Australian Treasurer Josh Frydenburg presented the annual budget. The deficit is forecast at -AUD78 bln (-3.4% of GDP) in FY22/23 ending June 2023 and narrowing to -AUD43.1 bln (-1.6% of GDP) in FY25/26. It is seen at -AUD79.8 bln seen for the FY21/22. GDP is expected to grow 3.5% in FY22/23 vs. 4.25% in FY21/22 before slowing to 2.5% in each of the following three FYs. Frydenberg noted that “A strong economy means a stronger budget” but acknowledged that “Events abroad are pushing up the cost of living at home. Higher fuel, food and shipping costs are increasing inflation and stretching household budgets.” Key budget announcements include a 50% cut to fuel excise taxes over the next six months for a total cost of about AUD5.6 bln, a one-off, AUD250 “cost of living payment” for six mln Australians over the next several weeks at a cost of AUD3.9 bln, and a separate one-off AUD420 tax offset for low- and middle-income earners starting July 1. There was also a boost to spending on women’s safety and economic security, with more than half of the AUD2.1 bln earmarked going toward protecting women and children against violence.

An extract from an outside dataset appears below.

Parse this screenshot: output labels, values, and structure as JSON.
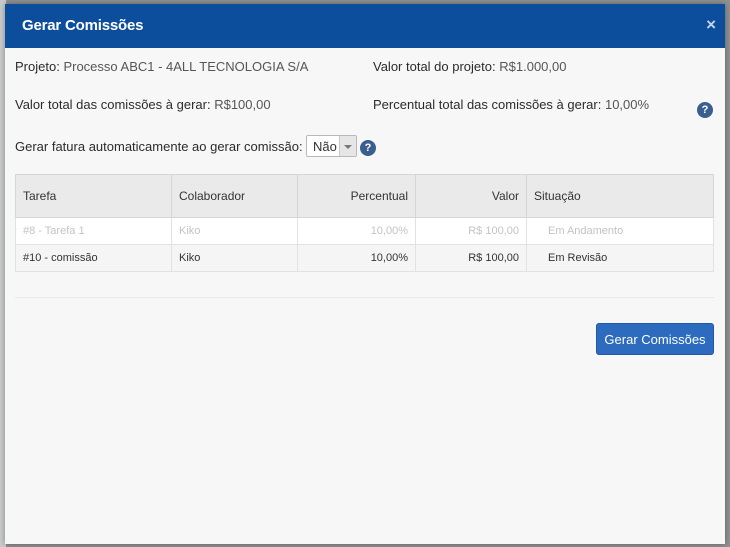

Frydenburg was able pull off a tricky balancing act. The government was able to deliver relief to households suffering from high living costs whilst still repairing fiscal balances damaged by the pandemic. After the budget was announced, S&P noted that Australia’s fiscal outlook is improving faster than expected as the economic recovery gains traction, adding “These fiscal outcomes mirror our forecasts underpinning our ‘AAA’ rating and stable outlook.” February retail sales were reported up 1.8% m/m vs. 0.9% expected and 1.8% in January. The budget comes just two months ahead of the May 21 deadline for Prime Minister Morrison to call a general election. Polls show Morrison’s Liberal-National coalition trailing opposition Labor by a margin close to 10 percentage points. However, one should recall the 2019 elections, when polls showed Labor similarly ahead 54-46% before Morrison’s coalition emerged the winner.

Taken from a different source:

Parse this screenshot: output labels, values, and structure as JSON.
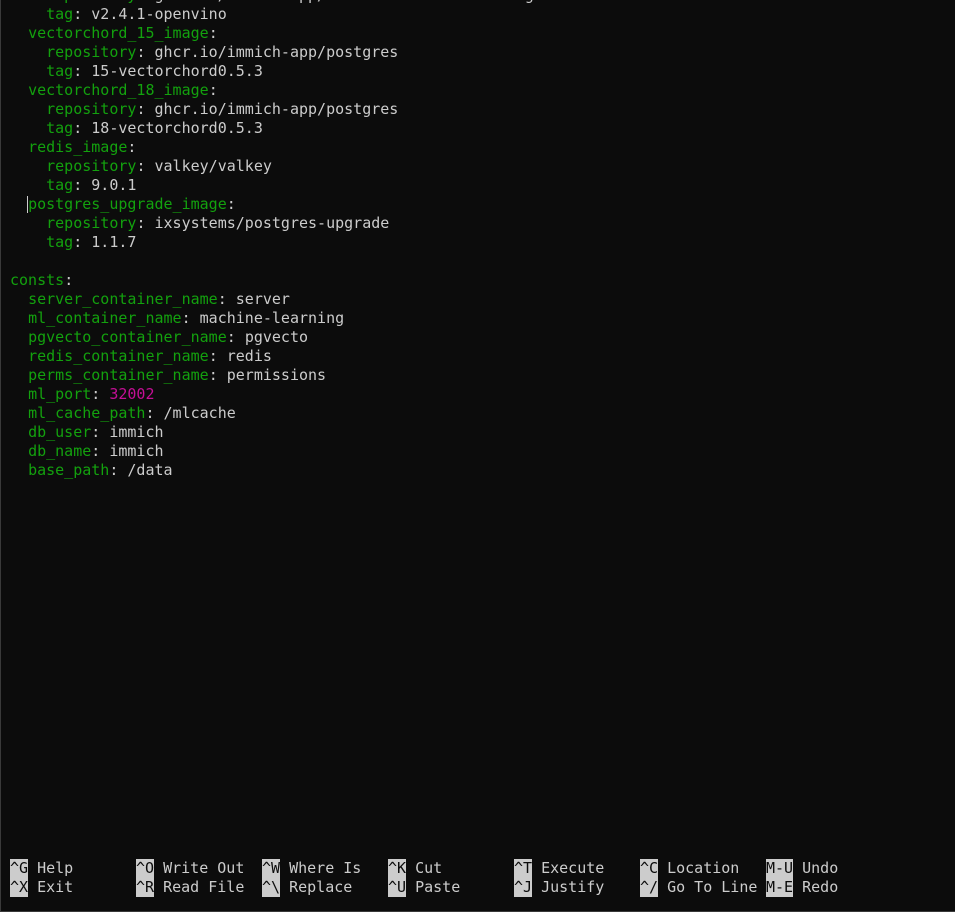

RBA tightening expectations continue to rise. WIRP suggests liftoff is fully priced in for the June 7 meeting now. At the beginning of March, liftoff was priced in for the August 2 meeting. Swaps market sees 225 bp of tightening over the next 12 months and another 125 bp over the following 12 months that would see the policy rate peak near 3.75%, up from 3.5% at the start of the week. AUD is nearing a test of the October high near .7555. A break above that would set up a test of the May 2021 high near .7890. it is the best performing major YTD, followed by NOK, CAD, and NZD. Similar to what we’ve seen in EM FX, it’s not a coincidence that this group is made up of countries that are major commodity exporters and tightening (or about tighten) monetary policy.